Records drawn from a dataset:
----------------
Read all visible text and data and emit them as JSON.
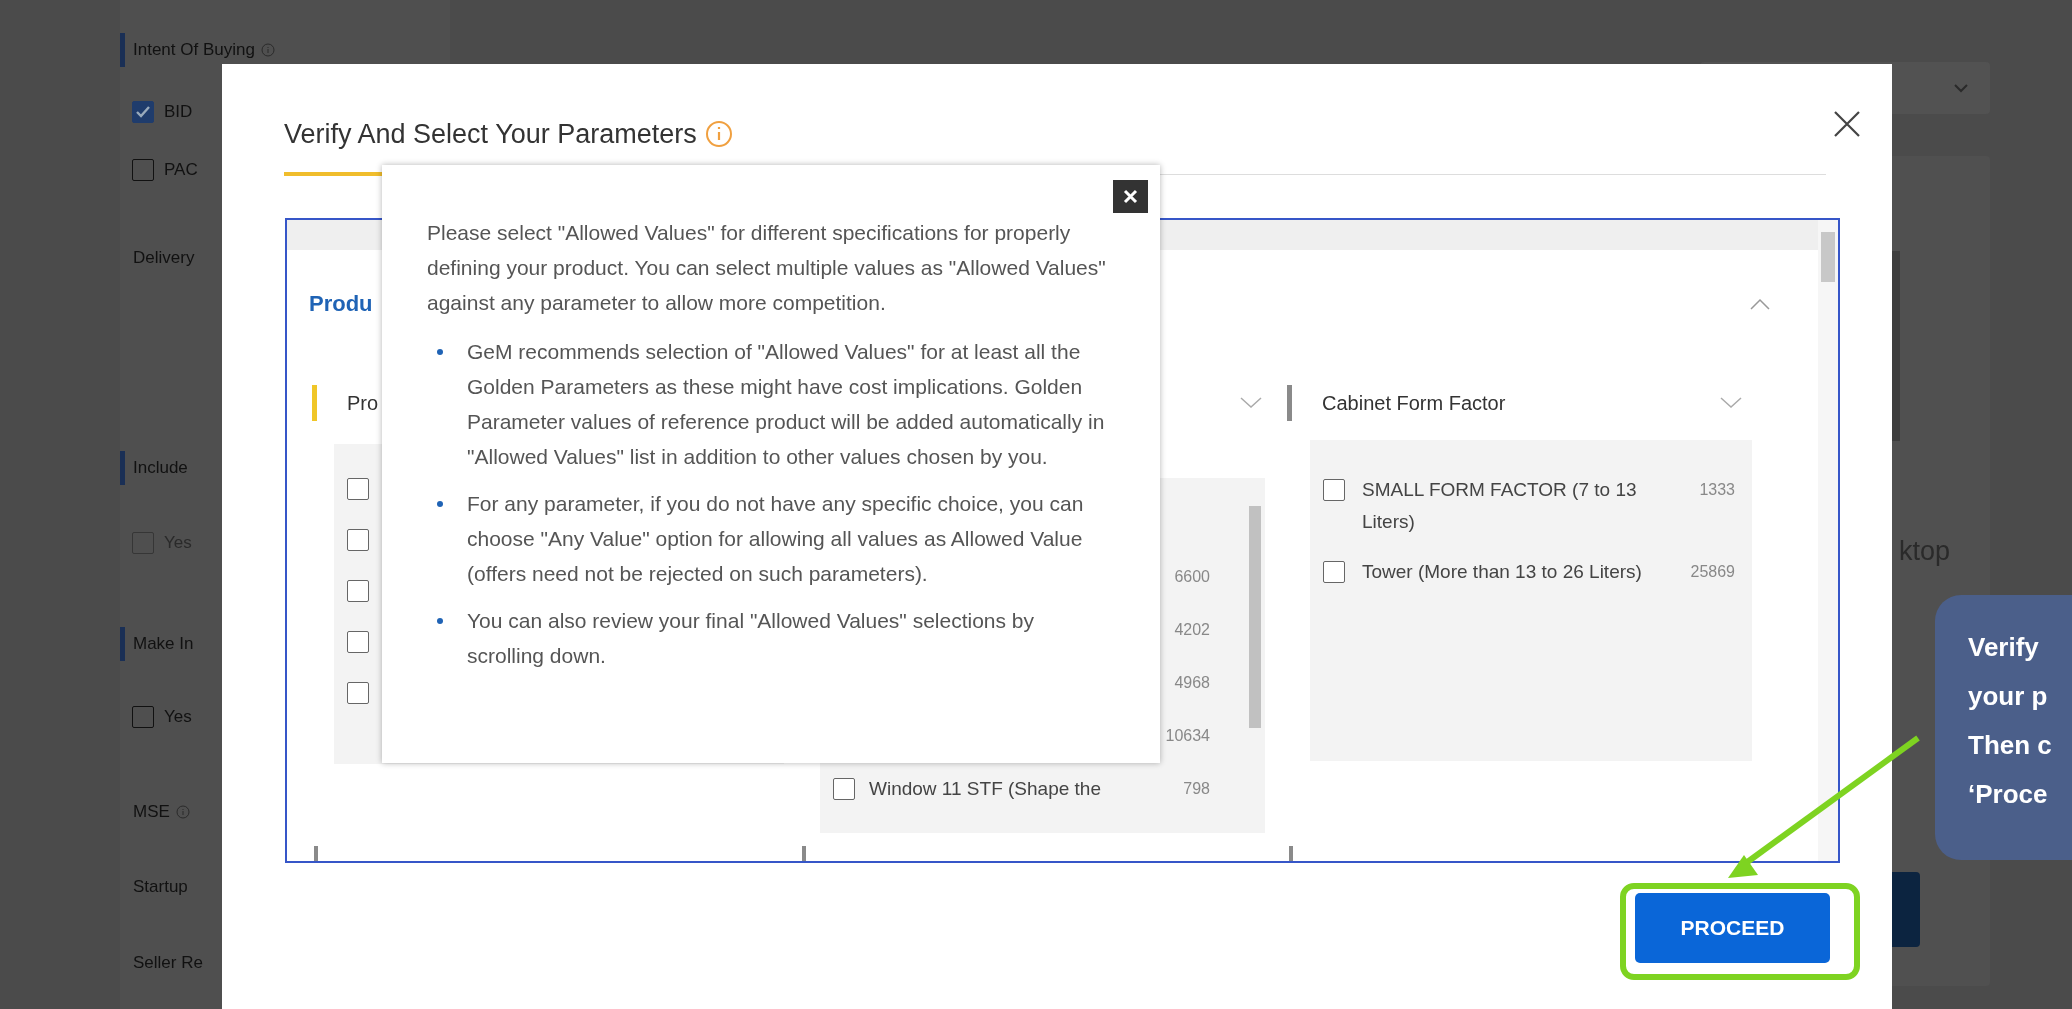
{
  "background": {
    "sidebar": [
      {
        "kind": "heading",
        "label": "Intent Of Buying",
        "info_icon": true
      },
      {
        "kind": "checkbox",
        "label": "BID",
        "checked": true,
        "disabled": false
      },
      {
        "kind": "checkbox",
        "label": "PAC",
        "checked": false,
        "disabled": false
      },
      {
        "kind": "label",
        "label": "Delivery",
        "info_icon": false
      },
      {
        "kind": "heading",
        "label": "Include",
        "info_icon": false
      },
      {
        "kind": "checkbox",
        "label": "Yes",
        "checked": false,
        "disabled": true
      },
      {
        "kind": "heading",
        "label": "Make In",
        "info_icon": false
      },
      {
        "kind": "checkbox",
        "label": "Yes",
        "checked": false,
        "disabled": false
      },
      {
        "kind": "label",
        "label": "MSE",
        "info_icon": true
      },
      {
        "kind": "label",
        "label": "Startup",
        "info_icon": false
      },
      {
        "kind": "label",
        "label": "Seller Re",
        "info_icon": false
      }
    ],
    "product_card": {
      "title": "ktop"
    }
  },
  "modal": {
    "title": "Verify And Select Your Parameters",
    "section_title": "Produ",
    "columns": [
      {
        "header": "Pro",
        "golden": true,
        "options": [
          {
            "checked": false
          },
          {
            "checked": false
          },
          {
            "checked": false
          },
          {
            "checked": false
          },
          {
            "checked": false
          }
        ]
      },
      {
        "options": [
          {
            "count": "6600"
          },
          {
            "count": "4202"
          },
          {
            "count": "4968"
          },
          {
            "count": "10634"
          },
          {
            "label": "Window 11 STF (Shape the",
            "count": "798",
            "checked": false
          }
        ]
      },
      {
        "header": "Cabinet Form Factor",
        "golden": false,
        "options": [
          {
            "label": "SMALL FORM FACTOR (7 to 13 Liters)",
            "count": "1333",
            "checked": false
          },
          {
            "label": "Tower (More than 13 to 26 Liters)",
            "count": "25869",
            "checked": false
          }
        ]
      }
    ],
    "proceed_button": "PROCEED"
  },
  "tooltip": {
    "intro": "Please select \"Allowed Values\" for different specifications for properly defining your product. You can select multiple values as \"Allowed Values\" against any parameter to allow more competition.",
    "bullets": [
      "GeM recommends selection of \"Allowed Values\" for at least all the Golden Parameters as these might have cost implications. Golden Parameter values of reference product will be added automatically in \"Allowed Values\" list in addition to other values chosen by you.",
      "For any parameter, if you do not have any specific choice, you can choose \"Any Value\" option for allowing all values as Allowed Value (offers need not be rejected on such parameters).",
      "You can also review your final \"Allowed Values\" selections by scrolling down."
    ]
  },
  "callout": {
    "lines": [
      "Verify",
      "your p",
      "Then c",
      "‘Proce"
    ]
  }
}
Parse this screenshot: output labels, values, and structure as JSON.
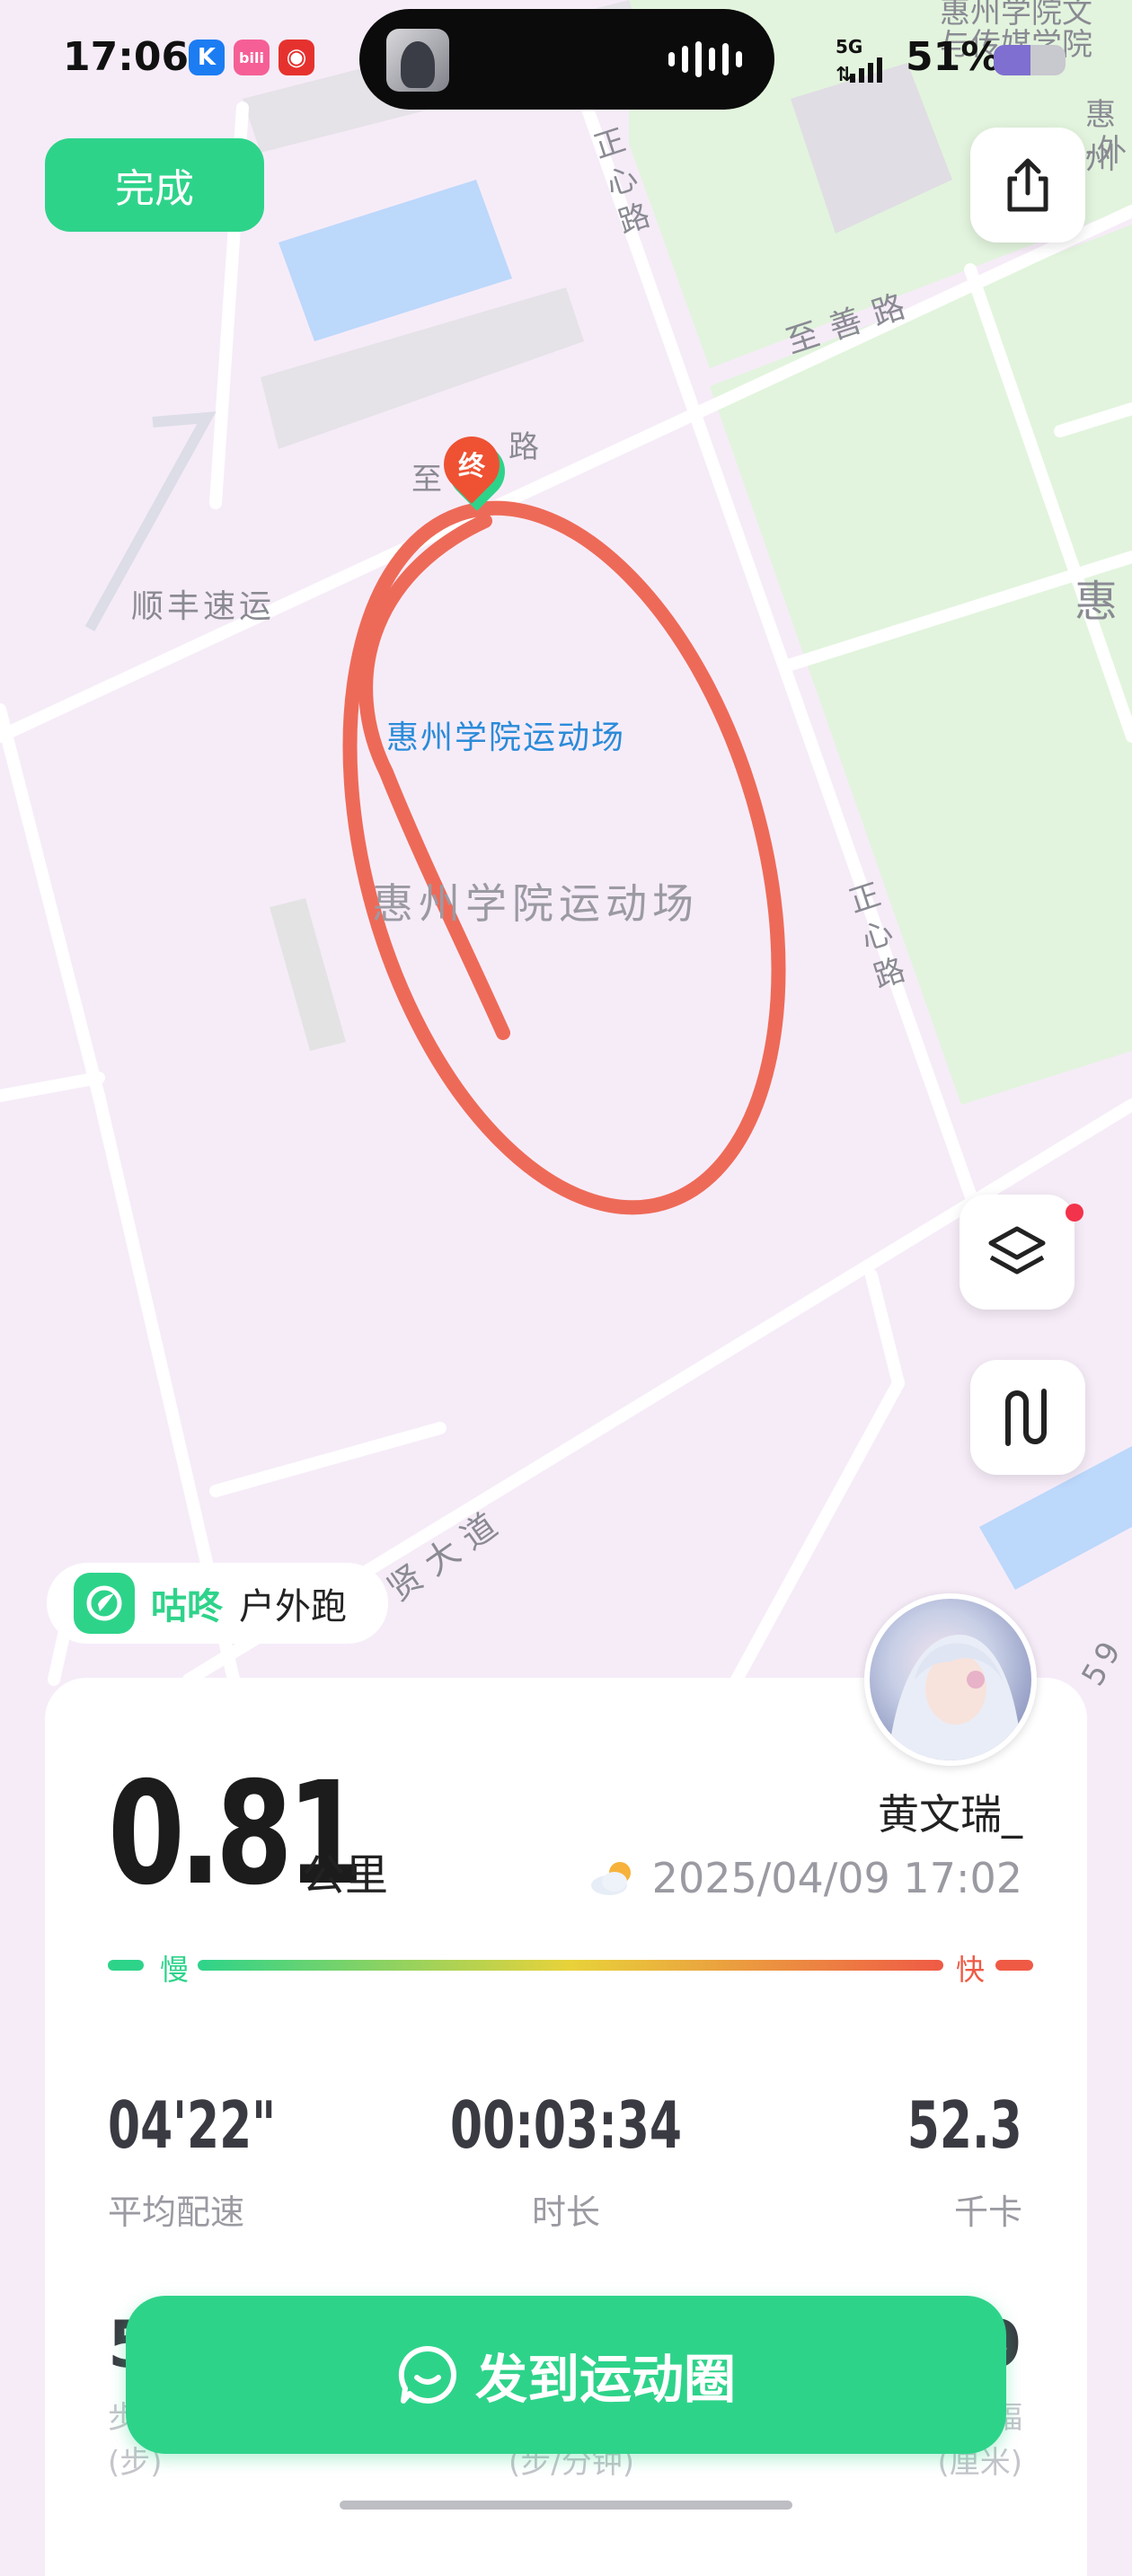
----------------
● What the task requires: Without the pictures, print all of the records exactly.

● Task output:
Read all visible text and data and emit them as JSON.
{
  "background": {
    "sidebar": [
      {
        "kind": "heading",
        "label": "Intent Of Buying",
        "info_icon": true
      },
      {
        "kind": "checkbox",
        "label": "BID",
        "checked": true,
        "disabled": false
      },
      {
        "kind": "checkbox",
        "label": "PAC",
        "checked": false,
        "disabled": false
      },
      {
        "kind": "label",
        "label": "Delivery",
        "info_icon": false
      },
      {
        "kind": "heading",
        "label": "Include",
        "info_icon": false
      },
      {
        "kind": "checkbox",
        "label": "Yes",
        "checked": false,
        "disabled": true
      },
      {
        "kind": "heading",
        "label": "Make In",
        "info_icon": false
      },
      {
        "kind": "checkbox",
        "label": "Yes",
        "checked": false,
        "disabled": false
      },
      {
        "kind": "label",
        "label": "MSE",
        "info_icon": true
      },
      {
        "kind": "label",
        "label": "Startup",
        "info_icon": false
      },
      {
        "kind": "label",
        "label": "Seller Re",
        "info_icon": false
      }
    ],
    "product_card": {
      "title": "ktop"
    }
  },
  "modal": {
    "title": "Verify And Select Your Parameters",
    "section_title": "Produ",
    "columns": [
      {
        "header": "Pro",
        "golden": true,
        "options": [
          {
            "checked": false
          },
          {
            "checked": false
          },
          {
            "checked": false
          },
          {
            "checked": false
          },
          {
            "checked": false
          }
        ]
      },
      {
        "options": [
          {
            "count": "6600"
          },
          {
            "count": "4202"
          },
          {
            "count": "4968"
          },
          {
            "count": "10634"
          },
          {
            "label": "Window 11 STF (Shape the",
            "count": "798",
            "checked": false
          }
        ]
      },
      {
        "header": "Cabinet Form Factor",
        "golden": false,
        "options": [
          {
            "label": "SMALL FORM FACTOR (7 to 13 Liters)",
            "count": "1333",
            "checked": false
          },
          {
            "label": "Tower (More than 13 to 26 Liters)",
            "count": "25869",
            "checked": false
          }
        ]
      }
    ],
    "proceed_button": "PROCEED"
  },
  "tooltip": {
    "intro": "Please select \"Allowed Values\" for different specifications for properly defining your product. You can select multiple values as \"Allowed Values\" against any parameter to allow more competition.",
    "bullets": [
      "GeM recommends selection of \"Allowed Values\" for at least all the Golden Parameters as these might have cost implications. Golden Parameter values of reference product will be added automatically in \"Allowed Values\" list in addition to other values chosen by you.",
      "For any parameter, if you do not have any specific choice, you can choose \"Any Value\" option for allowing all values as Allowed Value (offers need not be rejected on such parameters).",
      "You can also review your final \"Allowed Values\" selections by scrolling down."
    ]
  },
  "callout": {
    "lines": [
      "Verify",
      "your p",
      "Then c",
      "‘Proce"
    ]
  }
}
Parse this screenshot: output labels, values, and structure as JSON.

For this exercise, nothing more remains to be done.